This is the first couple that I found where both spouses worked outside the home. She was a stenographer in a law office, he a stationary engineer in one of Washington State's public schools. His job as a stationary engineer, from what I gathered, was basically to keep the heat and lights going in the school. So in a way he was taking care of a whole quiver of children!
As I watched Ethel and Walter I became aware of a new kind of suffering, one of longing for what others so mindlessly take for granted. But, I can't speak for them and how they dealt with their circumstances. All I know is what their story showed me about my life...
...how the bearing and raising of children changed me as does the breaking out of a cocoon strengthen an emerging butterfly.

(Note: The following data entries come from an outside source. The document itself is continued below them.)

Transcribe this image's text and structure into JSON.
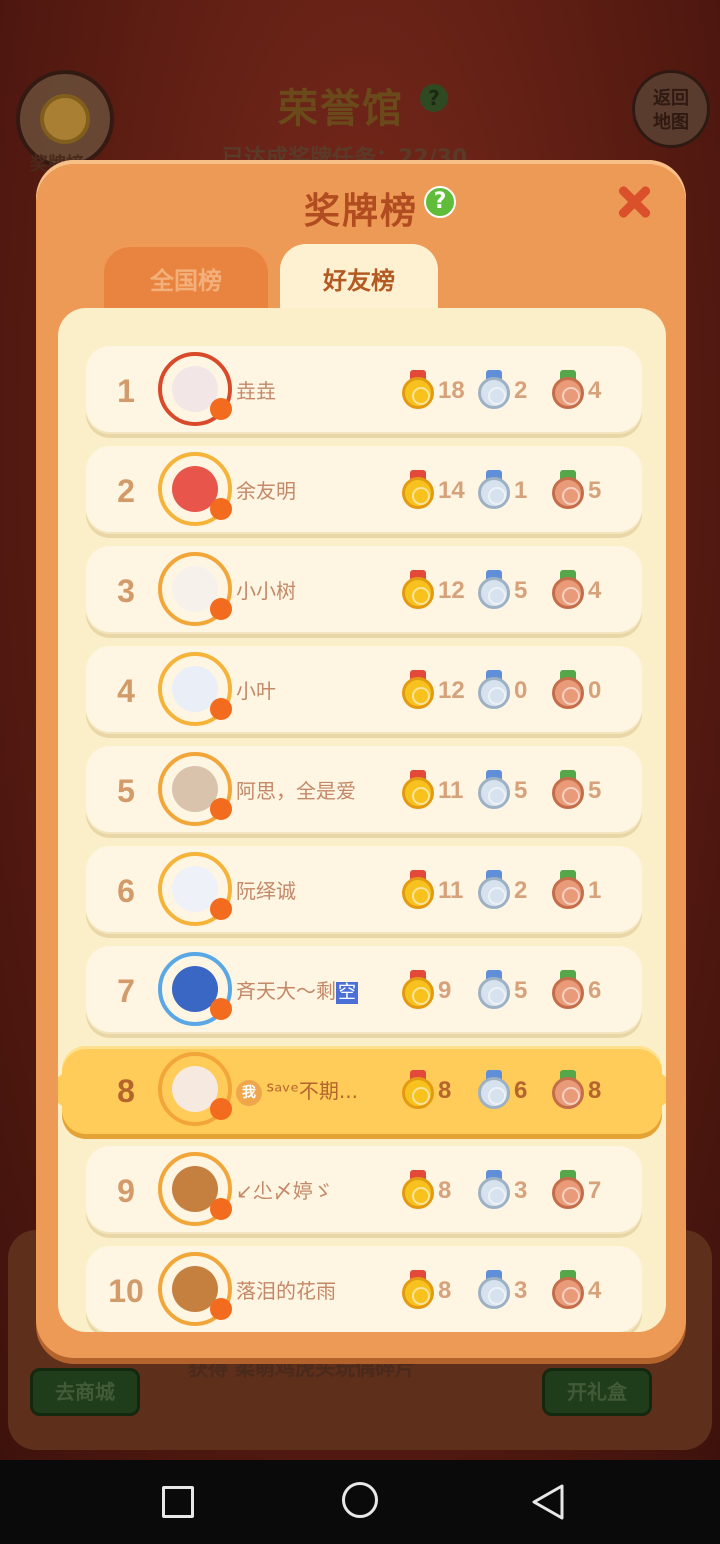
{
  "background": {
    "badge_label": "奖牌榜",
    "title": "荣誉馆",
    "help": "?",
    "progress": "已达成奖牌任务：22/30",
    "back_line1": "返回",
    "back_line2": "地图",
    "shop_button": "去商城",
    "hint": "获得 柔萌鸡虎头玩偶碎片",
    "gift_button": "开礼盒"
  },
  "modal": {
    "title": "奖牌榜",
    "help": "?",
    "tabs": [
      {
        "label": "全国榜",
        "active": false
      },
      {
        "label": "好友榜",
        "active": true
      }
    ],
    "me_tag": "我"
  },
  "leaderboard": [
    {
      "rank": "1",
      "name": "垚垚",
      "gold": "18",
      "silver": "2",
      "bronze": "4",
      "frame": "#d94a2a",
      "face": "#f3e6e6"
    },
    {
      "rank": "2",
      "name": "余友明",
      "gold": "14",
      "silver": "1",
      "bronze": "5",
      "frame": "#f5b33a",
      "face": "#e8554a"
    },
    {
      "rank": "3",
      "name": "小小树",
      "gold": "12",
      "silver": "5",
      "bronze": "4",
      "frame": "#f2a63a",
      "face": "#f6f1ea"
    },
    {
      "rank": "4",
      "name": "小叶",
      "gold": "12",
      "silver": "0",
      "bronze": "0",
      "frame": "#f5b33a",
      "face": "#e9eef7"
    },
    {
      "rank": "5",
      "name": "阿思，全是爱",
      "gold": "11",
      "silver": "5",
      "bronze": "5",
      "frame": "#f2a63a",
      "face": "#d9c3ad"
    },
    {
      "rank": "6",
      "name": "阮绎诚",
      "gold": "11",
      "silver": "2",
      "bronze": "1",
      "frame": "#f5b33a",
      "face": "#eef2f8"
    },
    {
      "rank": "7",
      "name": "斉天大～剩",
      "name_tag": "空",
      "gold": "9",
      "silver": "5",
      "bronze": "6",
      "frame": "#5aa7e6",
      "face": "#3a66c4"
    },
    {
      "rank": "8",
      "name": "ᔆᵃᵛᵉ不期...",
      "gold": "8",
      "silver": "6",
      "bronze": "8",
      "frame": "#f2a63a",
      "face": "#f6e9e0",
      "is_me": true
    },
    {
      "rank": "9",
      "name": "↙尐〆婷ゞ",
      "gold": "8",
      "silver": "3",
      "bronze": "7",
      "frame": "#f2a63a",
      "face": "#c5803f"
    },
    {
      "rank": "10",
      "name": "落泪的花雨",
      "gold": "8",
      "silver": "3",
      "bronze": "4",
      "frame": "#f2a63a",
      "face": "#c5803f"
    }
  ],
  "colors": {
    "modal_bg": "#ee9a57",
    "panel_bg": "#fbefc9",
    "row_bg": "#fef6e2",
    "me_row_bg": "#ffcb59",
    "title_color": "#b04c20",
    "rank_color": "#d39a6a"
  },
  "icons": {
    "close": "close-icon",
    "help": "help-icon",
    "gold_medal": "gold-medal-icon",
    "silver_medal": "silver-medal-icon",
    "bronze_medal": "bronze-medal-icon",
    "nav_recents": "square-icon",
    "nav_home": "circle-icon",
    "nav_back": "triangle-back-icon"
  }
}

This couple caused me to reflect on the blessing of waking up every day to little beings who, while unknowingly drive me closer to the edge of insanity, have molded my heart to feel a love I could never have thought possible.
They've tested and tried my patience. I believed I was a patient person before I had children. But 25 years with not one night that has blessed me with more than a three hour stretch of sleep, has taught me that until tried to extremes we never really know who we are.

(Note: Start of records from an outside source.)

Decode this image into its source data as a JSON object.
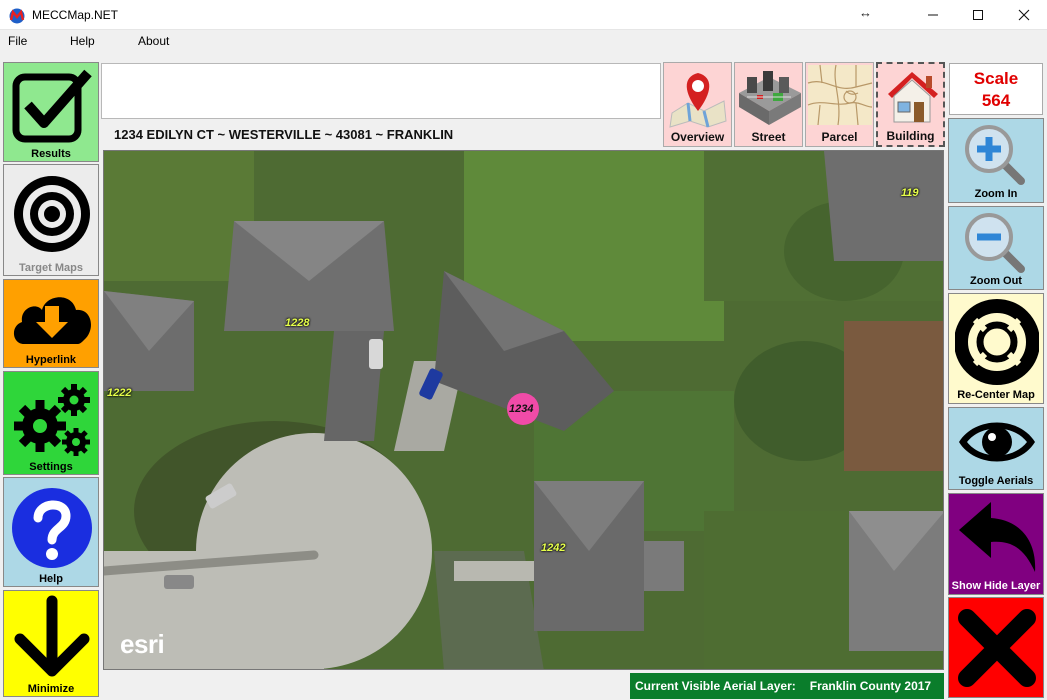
{
  "window": {
    "title": "MECCMap.NET",
    "resize_glyph": "↔",
    "minimize_glyph": "—",
    "maximize_glyph": "☐",
    "close_glyph": "✕"
  },
  "menu": [
    "File",
    "Help",
    "About"
  ],
  "left_buttons": [
    {
      "label": "Results",
      "icon": "checkmark-icon",
      "color": "#8fe88f"
    },
    {
      "label": "Target Maps",
      "icon": "target-icon",
      "color": "#ececec"
    },
    {
      "label": "Hyperlink",
      "icon": "cloud-download-icon",
      "color": "#ffa000"
    },
    {
      "label": "Settings",
      "icon": "gears-icon",
      "color": "#2fd63a"
    },
    {
      "label": "Help",
      "icon": "question-icon",
      "color": "#add8e6"
    },
    {
      "label": "Minimize",
      "icon": "arrow-down-icon",
      "color": "#ffff00"
    }
  ],
  "search": {
    "value": ""
  },
  "address": "1234 EDILYN CT ~ WESTERVILLE ~ 43081 ~ FRANKLIN",
  "map_types": [
    {
      "label": "Overview",
      "icon": "map-pin-icon"
    },
    {
      "label": "Street",
      "icon": "street-icon"
    },
    {
      "label": "Parcel",
      "icon": "parcel-icon"
    },
    {
      "label": "Building",
      "icon": "house-icon",
      "selected": true
    }
  ],
  "scale": {
    "label": "Scale",
    "value": "564"
  },
  "right_buttons": [
    {
      "label": "Zoom In",
      "icon": "zoom-in-icon",
      "color": "#add8e6"
    },
    {
      "label": "Zoom Out",
      "icon": "zoom-out-icon",
      "color": "#add8e6"
    },
    {
      "label": "Re-Center Map",
      "icon": "lifebuoy-icon",
      "color": "#fffacd"
    },
    {
      "label": "Toggle Aerials",
      "icon": "eye-icon",
      "color": "#add8e6"
    },
    {
      "label": "Show Hide Layer",
      "icon": "back-arrow-icon",
      "color": "#800080"
    },
    {
      "label": "",
      "icon": "close-x-icon",
      "color": "#ff0000"
    }
  ],
  "parcels": [
    "1228",
    "1222",
    "1234",
    "1242",
    "119"
  ],
  "map_attribution": "esri",
  "status": {
    "label": "Current Visible Aerial Layer:",
    "value": "Franklin County 2017"
  }
}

Their thoughtful questions have pushed me to find words to express what I believe as I've searched for simple answers to give inquisitive minds whose bodies have carried them away onto the next adventure before I've had a chance to answer.
Their ability to forgive quickly and embrace me with little arms and hopeful hearts and eyes have renewed my commitment daily to grow up to become more like them.
The list grows hourly, daily.
But back to Walter and Ethel. They had no children keeping them up at night with illness or requests for bedtime stories and drinks that they needed to chase the monsters away from under their beds.
Their budget wouldn't be stretched to allow for cloths and shoes that were worn out and outgrown before there was money there to replace them.
Dinnertime would be quiet and civil. No food fights, battles over elbows on the table, or squabbles as siblings got annoyed with each other's table manners.
Small things that some people complain about.
Did they long for those experiences? When they listened to their friends and relatives' tales would their hearts ache? Or did they find a way to make a difference in other childrens' lives? Walter saw children every day at school. Ethel, probably not.
There's more to think about, and a lot more to say. But that's between me and my Maker. It's time to take a moment to reflect on the blessings and the challenges of having a quiver full of children, and what some people would do to change places with me.
I've been catching myself wondering about the different paths I could have chosen. I could have danced, pursued my artwork, traveled, stayed single.
But I chose differently. I don't remember having any expectations of how it would all turn out. Like Walter and Ethel, I went on auto pilot and lived what was right in front of me as I experienced the challenges, frustrations an indescribable joy of a miraculous life that is still unfolding.
It's human to have expectations. We can try not to but we all have some. The joy in life for me, the stuff stories are made of, is seeing who I am and what I do when the journey takes on a life of its own.